Gender roles contribute to the problem. Abuse flourishes when victims are financially dependent on their abusers. Encouraging women to stay out of the workforce makes them more vulnerable to abusers. Several callers shared stories that were from decades past in which their local leaders told them they had to stay with their abusers because they were financially dependent on them. When we preach as ideal a situation in which women cannot support themselves financially, we unwittingly and unintentionally make it harder for them to leave an abusive relationship. It works out fine when a single breadwinner makes enough money and is a trustworthy, good spouse. It harms women disproportionately when a man is an abusive monster in sheep’s clothing who also happens to hold the purse strings. Women in these situations are even more vulnerable.
I wanted to do a quick follow up article to that post with the advice I would give to the church, so here goes:
- Take ALL abuse claims seriously. This doesn’t mean “believe women,” but it does mean assume that where there’s smoke there’s fire. False accusations are very rare. The church’s revised statement also says this.
- Immediately remove from leadership anyone accused of sexual abuse. This is kind of a no-brainer, but it would be a change. Being in a leadership role is a privilege, not a right.
- Make a second adult present in an interview the rule and not the exception. First choice would be to scrap these interviews altogether. Worthiness is self-reported anyway. Let kids self-select out if they feel they are not worthy. By making it an exception that must be requested, it means that the most vulnerable kids–those who don’t want to rock the boat or don’t have parental support–will still be targeted and groomed. They are even easier to identify now.
- Create a victim hotline and use it. The fact that the hotline is to help bishops and not victims is pretty damning. It’s fine to do both, but victims need to come first. How can we claim we have the gold standard without this?
- Don’t ask sexual questions of minors–or anyone–beyond “Do you live the Law of Chastity as it has been explained to you?” Nothing is lost by eliminating this type of questioning. We don’t train bishops or members how to set appropriate boundaries for this type of discussion, and it’s a minefield. Let’s quit walking in minefields.
- Stop telling women not to work outside the home. If they choose that, great, that’s their choice. By telling them that they are somehow derelict if they earn money, we are morally complicit if their financial supporter is abusive or threatens to impoverish them if they leave.
- Get up to speed on the science regarding sex offender rehabilitation. We aren’t rehabilitating them; by fooling ourselves into thinking we can, we are enabling further abuse.
- Apologize already.
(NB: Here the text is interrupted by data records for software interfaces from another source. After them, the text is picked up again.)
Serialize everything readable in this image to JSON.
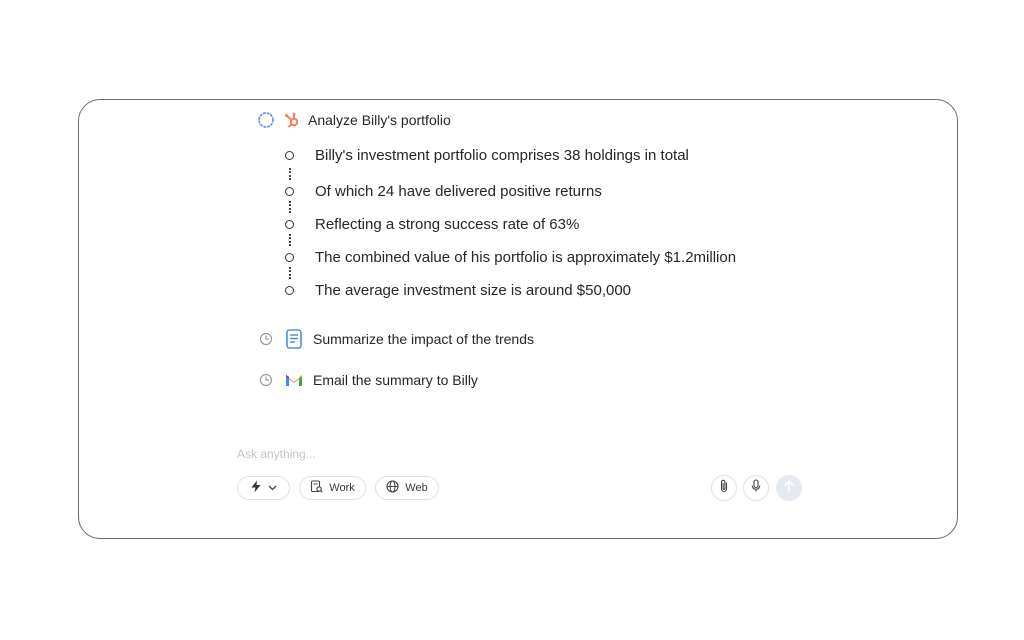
{
  "tasks": {
    "analyze": {
      "label": "Analyze Billy's portfolio",
      "status_icon": "loading-spinner-icon",
      "app_icon": "hubspot-icon",
      "steps": [
        "Billy's investment portfolio comprises 38 holdings in total",
        "Of which 24 have delivered positive returns",
        "Reflecting a strong success rate of 63%",
        "The combined value of his portfolio is approximately $1.2million",
        "The average investment size is around $50,000"
      ]
    },
    "summarize": {
      "label": "Summarize the impact of the trends",
      "status_icon": "clock-icon",
      "app_icon": "document-icon"
    },
    "email": {
      "label": "Email the summary to Billy",
      "status_icon": "clock-icon",
      "app_icon": "gmail-icon"
    }
  },
  "composer": {
    "placeholder": "Ask anything...",
    "mode_icon": "lightning-icon",
    "work_label": "Work",
    "web_label": "Web",
    "attach_icon": "paperclip-icon",
    "mic_icon": "microphone-icon",
    "send_icon": "arrow-up-icon"
  },
  "colors": {
    "hubspot": "#ff7a59",
    "doc_blue": "#4a90e2",
    "spinner_blue": "#5b8def",
    "send_bg": "#e4e9f2",
    "border": "#6b6b6b"
  }
}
I don’t care if Fox News says we never apologize. Apologize for the local leaders being buffoons if you must distance yourselves from them. Whatever. But victims of abuse deserve an acknowledgment that they are heard and that we care, and that includes an apology. Mistakes were made.
- Involve women in church disciplinary courts. Not having women in council in these matters is frankly pretty scary at this point, like sitting trial in the 1960s. No thanks. Consider them “consultative” or “witnesses” or whatever you have to, but we need to hear from women in discussing offenses against women. Change policy to include the RS president and her counselors (or YW or Primary) and ask them to weigh in.
- Publish the Handbook 1. Make it so that everyone can see what due process is.
- Be clear about the purpose of church discipline. Maybe we should get out of the church discipline game altogether.